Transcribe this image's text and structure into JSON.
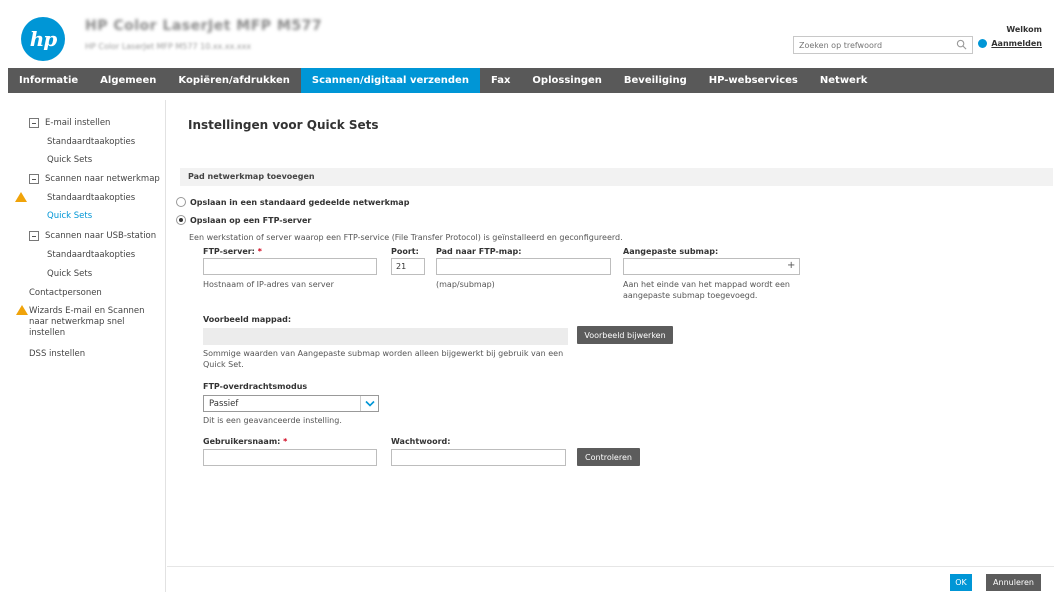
{
  "header": {
    "logo_text": "hp",
    "product_title": "HP Color LaserJet MFP M577",
    "product_subtitle": "HP Color LaserJet MFP M577   10.xx.xx.xxx",
    "search": {
      "placeholder": "Zoeken op trefwoord",
      "value": ""
    },
    "welcome": "Welkom",
    "login": "Aanmelden"
  },
  "nav": {
    "tabs": [
      {
        "label": "Informatie",
        "active": false
      },
      {
        "label": "Algemeen",
        "active": false
      },
      {
        "label": "Kopiëren/afdrukken",
        "active": false
      },
      {
        "label": "Scannen/digitaal verzenden",
        "active": true
      },
      {
        "label": "Fax",
        "active": false
      },
      {
        "label": "Oplossingen",
        "active": false
      },
      {
        "label": "Beveiliging",
        "active": false
      },
      {
        "label": "HP-webservices",
        "active": false
      },
      {
        "label": "Netwerk",
        "active": false
      }
    ]
  },
  "sidebar": {
    "email_setup": "E-mail instellen",
    "email_default": "Standaardtaakopties",
    "email_quicksets": "Quick Sets",
    "network_folder": "Scannen naar netwerkmap",
    "network_default": "Standaardtaakopties",
    "network_quicksets": "Quick Sets",
    "usb": "Scannen naar USB-station",
    "usb_default": "Standaardtaakopties",
    "usb_quicksets": "Quick Sets",
    "contacts": "Contactpersonen",
    "wizard_line1": "Wizards E-mail en Scannen",
    "wizard_line2": "naar netwerkmap snel",
    "wizard_line3": "instellen",
    "dss": "DSS instellen"
  },
  "main": {
    "page_title": "Instellingen voor Quick Sets",
    "section_title": "Pad netwerkmap toevoegen",
    "radio_standard": "Opslaan in een standaard gedeelde netwerkmap",
    "radio_ftp": "Opslaan op een FTP-server",
    "ftp_description": "Een werkstation of server waarop een FTP-service (File Transfer Protocol) is geïnstalleerd en geconfigureerd.",
    "ftp_server_label": "FTP-server:",
    "required_mark": "*",
    "ftp_server_value": "",
    "ftp_server_hint": "Hostnaam of IP-adres van server",
    "port_label": "Poort:",
    "port_value": "21",
    "path_label": "Pad naar FTP-map:",
    "path_value": "",
    "path_hint": "(map/submap)",
    "custom_subfolder_label": "Aangepaste submap:",
    "custom_subfolder_value": "",
    "plus": "+",
    "custom_hint_line1": "Aan het einde van het mappad wordt een",
    "custom_hint_line2": "aangepaste submap toegevoegd.",
    "preview_label": "Voorbeeld mappad:",
    "update_preview_button": "Voorbeeld bijwerken",
    "preview_note_line1": "Sommige waarden van Aangepaste submap worden alleen bijgewerkt bij gebruik van een",
    "preview_note_line2": "Quick Set.",
    "transfer_mode_label": "FTP-overdrachtsmodus",
    "transfer_mode_value": "Passief",
    "advanced_note": "Dit is een geavanceerde instelling.",
    "username_label": "Gebruikersnaam:",
    "username_value": "",
    "password_label": "Wachtwoord:",
    "password_value": "",
    "verify_button": "Controleren"
  },
  "footer": {
    "ok": "OK",
    "cancel": "Annuleren"
  },
  "colors": {
    "accent": "#0096d6",
    "nav_bg": "#595959",
    "warning": "#f0a30a",
    "required": "#d0021b"
  }
}
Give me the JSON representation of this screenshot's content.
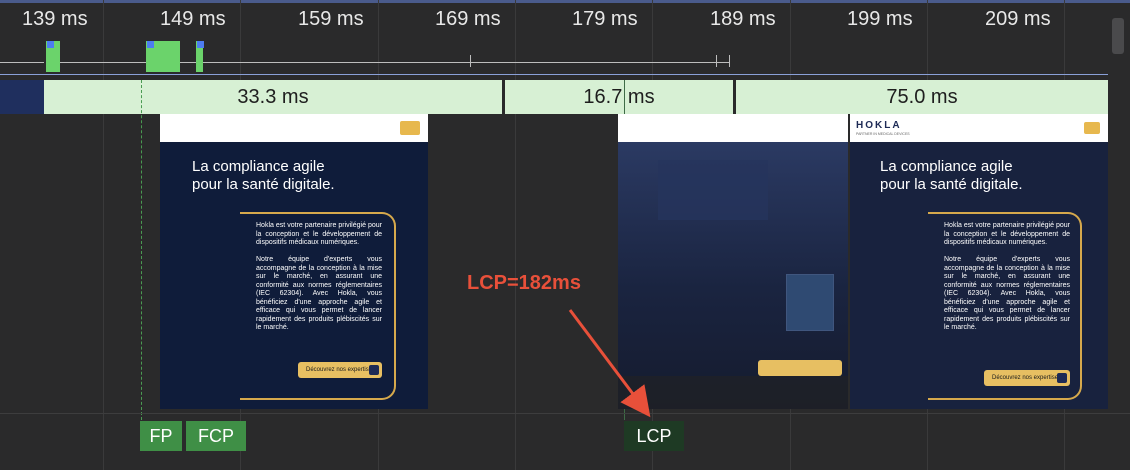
{
  "timeline": {
    "ticks": [
      "139 ms",
      "149 ms",
      "159 ms",
      "169 ms",
      "179 ms",
      "189 ms",
      "199 ms",
      "209 ms"
    ]
  },
  "frames": {
    "durations": [
      "33.3 ms",
      "16.7 ms",
      "75.0 ms"
    ]
  },
  "screenshot": {
    "logo": "HOKLA",
    "logo_tagline": "PARTNER IN MEDICAL DEVICES",
    "headline_line1": "La compliance agile",
    "headline_line2": "pour la santé digitale.",
    "para1": "Hokla est votre partenaire privilégié pour la conception et le développement de dispositifs médicaux numériques.",
    "para2": "Notre équipe d'experts vous accompagne de la conception à la mise sur le marché, en assurant une conformité aux normes réglementaires (IEC 62304). Avec Hokla, vous bénéficiez d'une approche agile et efficace qui vous permet de lancer rapidement des produits plébiscités sur le marché.",
    "cta": "Découvrez nos expertises"
  },
  "markers": {
    "fp": "FP",
    "fcp": "FCP",
    "lcp": "LCP"
  },
  "annotation": {
    "text": "LCP=182ms",
    "color": "#e8503a"
  },
  "colors": {
    "frame_green": "#d7f0d4",
    "marker_green": "#3f8f46",
    "lcp_badge": "#1e3a24",
    "cta_gold": "#e7bf62"
  }
}
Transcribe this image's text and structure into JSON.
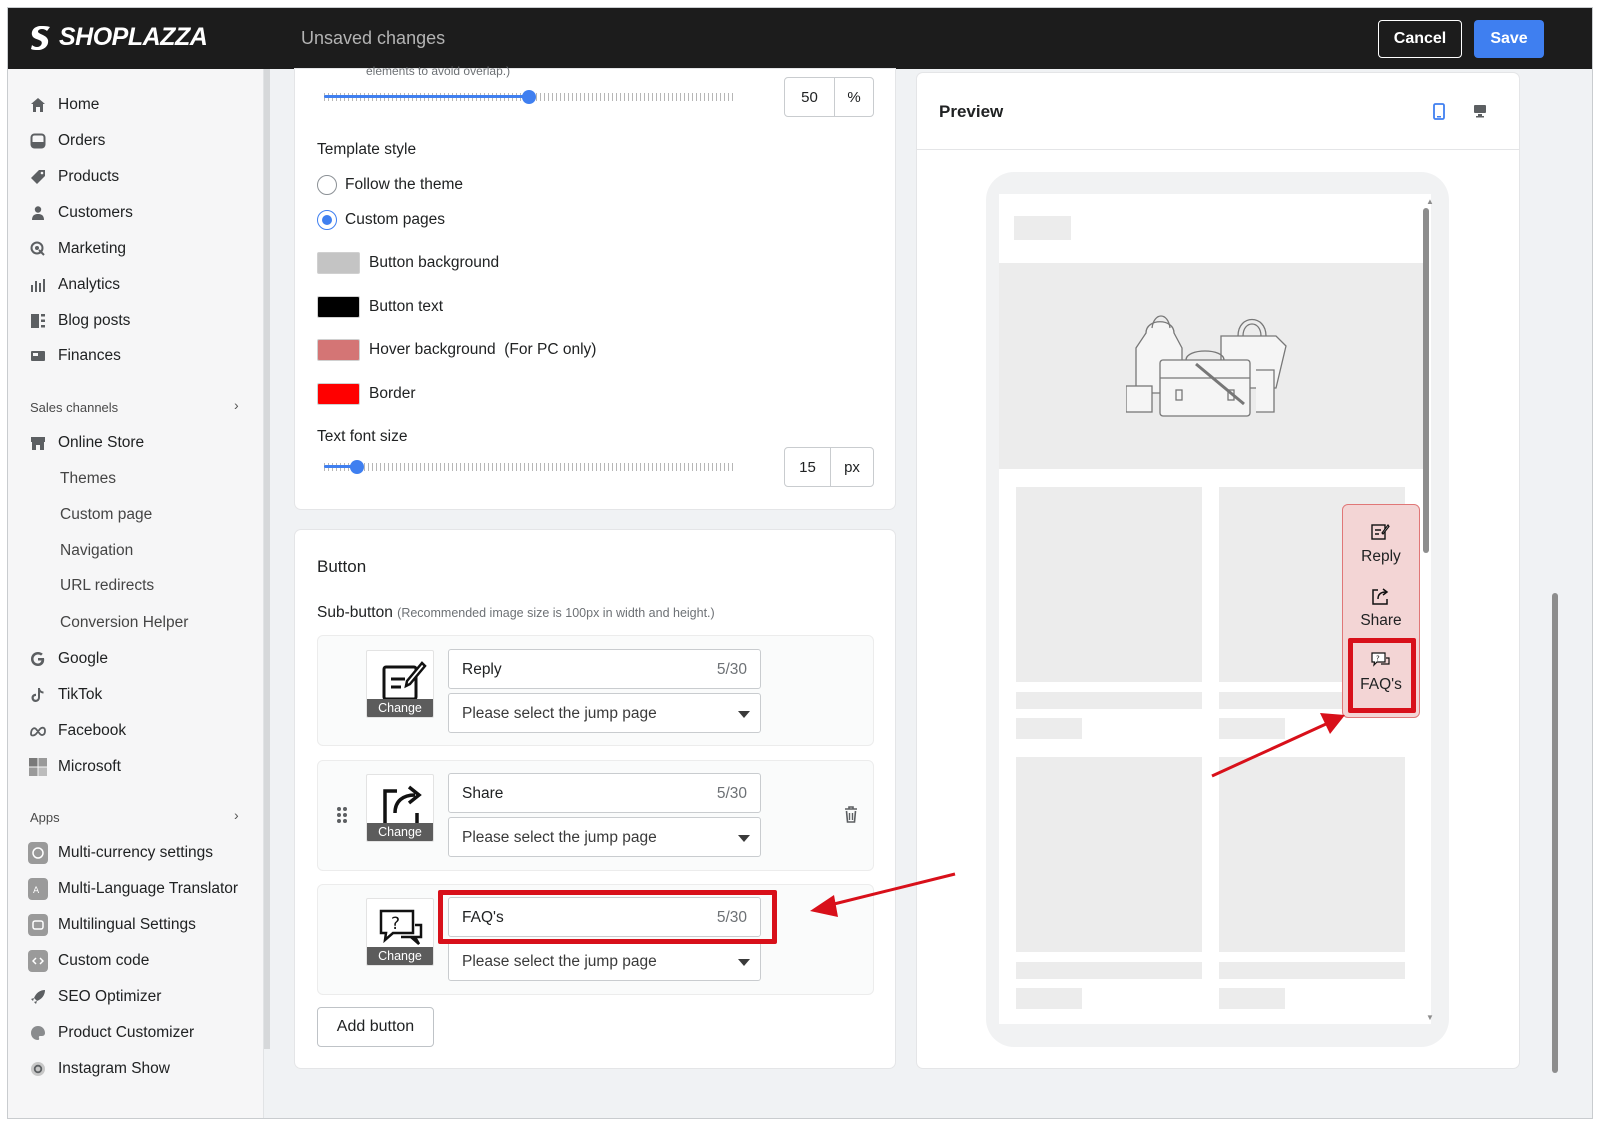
{
  "header": {
    "logo_text": "SHOPLAZZA",
    "status": "Unsaved changes",
    "cancel_label": "Cancel",
    "save_label": "Save"
  },
  "sidebar": {
    "items": [
      {
        "label": "Home",
        "icon": "home-icon"
      },
      {
        "label": "Orders",
        "icon": "orders-icon"
      },
      {
        "label": "Products",
        "icon": "tag-icon"
      },
      {
        "label": "Customers",
        "icon": "person-icon"
      },
      {
        "label": "Marketing",
        "icon": "marketing-icon"
      },
      {
        "label": "Analytics",
        "icon": "analytics-icon"
      },
      {
        "label": "Blog posts",
        "icon": "blog-icon"
      },
      {
        "label": "Finances",
        "icon": "finances-icon"
      }
    ],
    "sales_channels_label": "Sales channels",
    "online_store": "Online Store",
    "online_store_sub": [
      "Themes",
      "Custom page",
      "Navigation",
      "URL redirects",
      "Conversion Helper"
    ],
    "channels": [
      {
        "label": "Google",
        "icon": "google-icon"
      },
      {
        "label": "TikTok",
        "icon": "tiktok-icon"
      },
      {
        "label": "Facebook",
        "icon": "meta-icon"
      },
      {
        "label": "Microsoft",
        "icon": "microsoft-icon"
      }
    ],
    "apps_label": "Apps",
    "apps": [
      {
        "label": "Multi-currency settings",
        "icon": "currency-icon"
      },
      {
        "label": "Multi-Language Translator",
        "icon": "translate-icon"
      },
      {
        "label": "Multilingual Settings",
        "icon": "language-icon"
      },
      {
        "label": "Custom code",
        "icon": "code-icon"
      },
      {
        "label": "SEO Optimizer",
        "icon": "rocket-icon"
      },
      {
        "label": "Product Customizer",
        "icon": "palette-icon"
      },
      {
        "label": "Instagram Show",
        "icon": "instagram-icon"
      }
    ]
  },
  "style_card": {
    "top_hint": "elements to avoid overlap.)",
    "offset_value": "50",
    "offset_unit": "%",
    "offset_level": 0.5,
    "template_style_label": "Template style",
    "radio_follow": "Follow the theme",
    "radio_custom": "Custom pages",
    "swatches": [
      {
        "label": "Button background",
        "color": "#c4c4c4"
      },
      {
        "label": "Button text",
        "color": "#000000"
      },
      {
        "label": "Hover background  (For PC only)",
        "color": "#d47575"
      },
      {
        "label": "Border",
        "color": "#ff0000"
      }
    ],
    "font_size_label": "Text font size",
    "font_size_value": "15",
    "font_size_unit": "px",
    "font_size_level": 0.08
  },
  "button_card": {
    "title": "Button",
    "sub_button_label": "Sub-button",
    "sub_button_hint": "(Recommended image size is 100px in width and height.)",
    "change_label": "Change",
    "select_placeholder": "Please select the jump page",
    "rows": [
      {
        "name": "Reply",
        "count": "5/30",
        "icon": "reply-icon"
      },
      {
        "name": "Share",
        "count": "5/30",
        "icon": "share-icon"
      },
      {
        "name": "FAQ's",
        "count": "5/30",
        "icon": "faq-icon"
      }
    ],
    "add_button_label": "Add button"
  },
  "preview": {
    "title": "Preview",
    "mobile_icon": "mobile-icon",
    "desktop_icon": "desktop-icon",
    "fab_items": [
      {
        "label": "Reply",
        "icon": "reply-icon"
      },
      {
        "label": "Share",
        "icon": "share-icon"
      },
      {
        "label": "FAQ's",
        "icon": "faq-icon"
      }
    ]
  },
  "colors": {
    "accent": "#3f7ff0",
    "highlight": "#d8101a",
    "topbar": "#1c1c1c"
  }
}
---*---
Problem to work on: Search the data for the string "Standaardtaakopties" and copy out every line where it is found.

Response:
    "email_default": "Standaardtaakopties",
    "network_default": "Standaardtaakopties",
    "usb_default": "Standaardtaakopties",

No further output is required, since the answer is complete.